The simple present is a basic verb tense in English. It is the most common. Read the lesson below to learn more. You can find the exercises at the bottom of the page.
Simple Present Structure
The simple present uses base verbs.
Subject + Base Verb + Object
Here are some examples:
- I like pizza.
- She lives in Toronto.
- We have a dog.
- They go to school.
For “he”, “she”, and “it” use the third-person verb. This is the same as the base verb, but it has an “s” on the end:
1. Base Verb ——– play, live, run
2. 3rd Person Verb ——– plays, lives, runs
Here are all the pronouns with conjugations of some common verbs:
You can see the third person verbs have an “s” on the end. Here are some more example sentences:
- I have a brother.
- She likes hockey.
- We live in London.
- Peter wants coffee.
Negative Simple Present Sentences
Negatives use “do not”, “does not”, or “be + not”.
Do Not/Does Not
Subject + do/does +not + base verb
- I do not like pizza.
- She does not play baseball.
After “do not” or “does not”, the verb is always in the base form.
- He likes soccer.
- He does not like soccer.
- She studies English.
- She does not study English.
Be + Not
Subject + am/is/are +not + noun/adjective.
Negative sentences can also use the verb to be and not.
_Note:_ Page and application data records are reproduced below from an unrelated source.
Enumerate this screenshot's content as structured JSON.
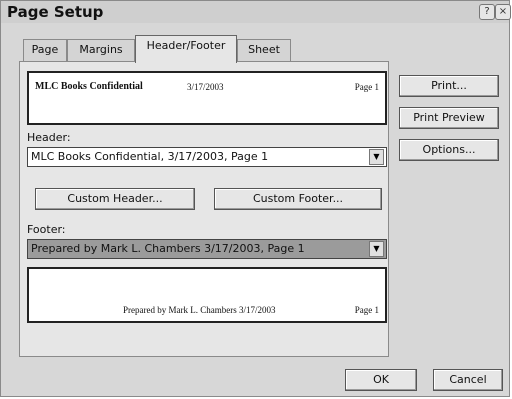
{
  "window": {
    "title": "Page Setup",
    "help_glyph": "?",
    "close_glyph": "×"
  },
  "tabs": [
    {
      "label": "Page"
    },
    {
      "label": "Margins"
    },
    {
      "label": "Header/Footer"
    },
    {
      "label": "Sheet"
    }
  ],
  "header_preview": {
    "left": "MLC Books Confidential",
    "date": "3/17/2003",
    "right": "Page 1"
  },
  "header_field": {
    "label": "Header:",
    "value": "MLC Books Confidential, 3/17/2003, Page 1"
  },
  "buttons": {
    "custom_header": "Custom Header...",
    "custom_footer": "Custom Footer...",
    "print": "Print...",
    "print_preview": "Print Preview",
    "options": "Options...",
    "ok": "OK",
    "cancel": "Cancel"
  },
  "footer_field": {
    "label": "Footer:",
    "value": "Prepared by Mark L. Chambers 3/17/2003, Page 1"
  },
  "footer_preview": {
    "center": "Prepared by Mark L. Chambers 3/17/2003",
    "right": "Page 1"
  },
  "dropdown_glyph": "▼"
}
They look like these examples:
- I am not a doctor.
- She is not hungry.
- They are not from Africa.
Use do with verbs and be with nouns or adjectives.
- I do not like baseball.
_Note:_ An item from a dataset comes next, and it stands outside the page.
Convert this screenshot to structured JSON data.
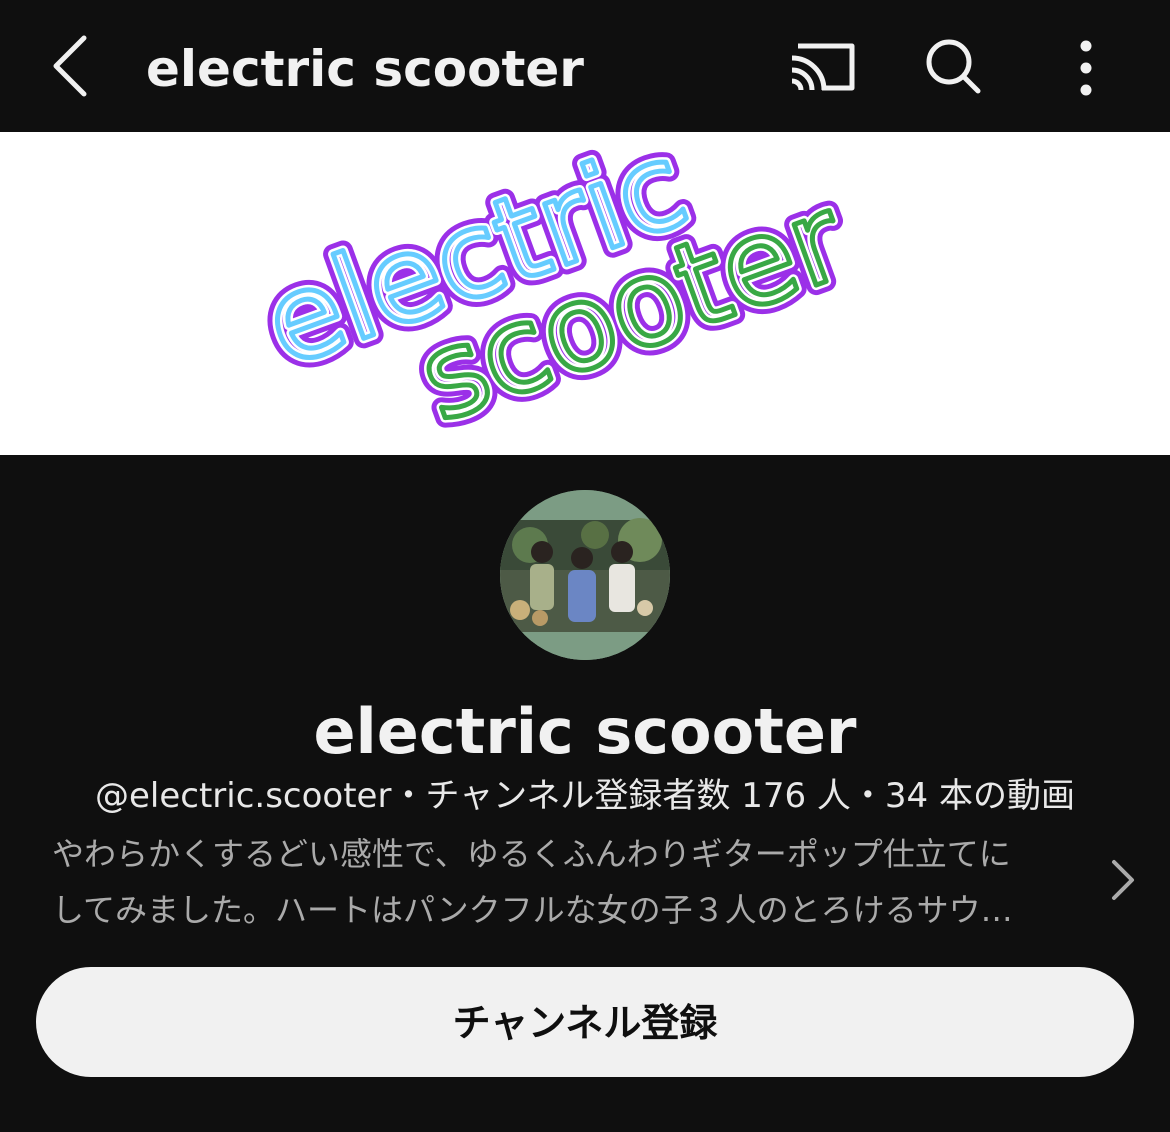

- I am not a baseball player.
- She does not have a sister.
- She is not married.
- They do not want tea.
- They are not tall.
Simple Present Questions
To learn how to form questions in the simple present, click here:
Simple Present Questions Lesson
More Simple Present
Are you ready to practice the simple present? Try these simple present tests:
- 50 questions reviewing all simple present topics
Here is a reading test you can use to practice your reading comprehension.
This song by Coldplay helps you practice your listening skills and the simple present verb tense: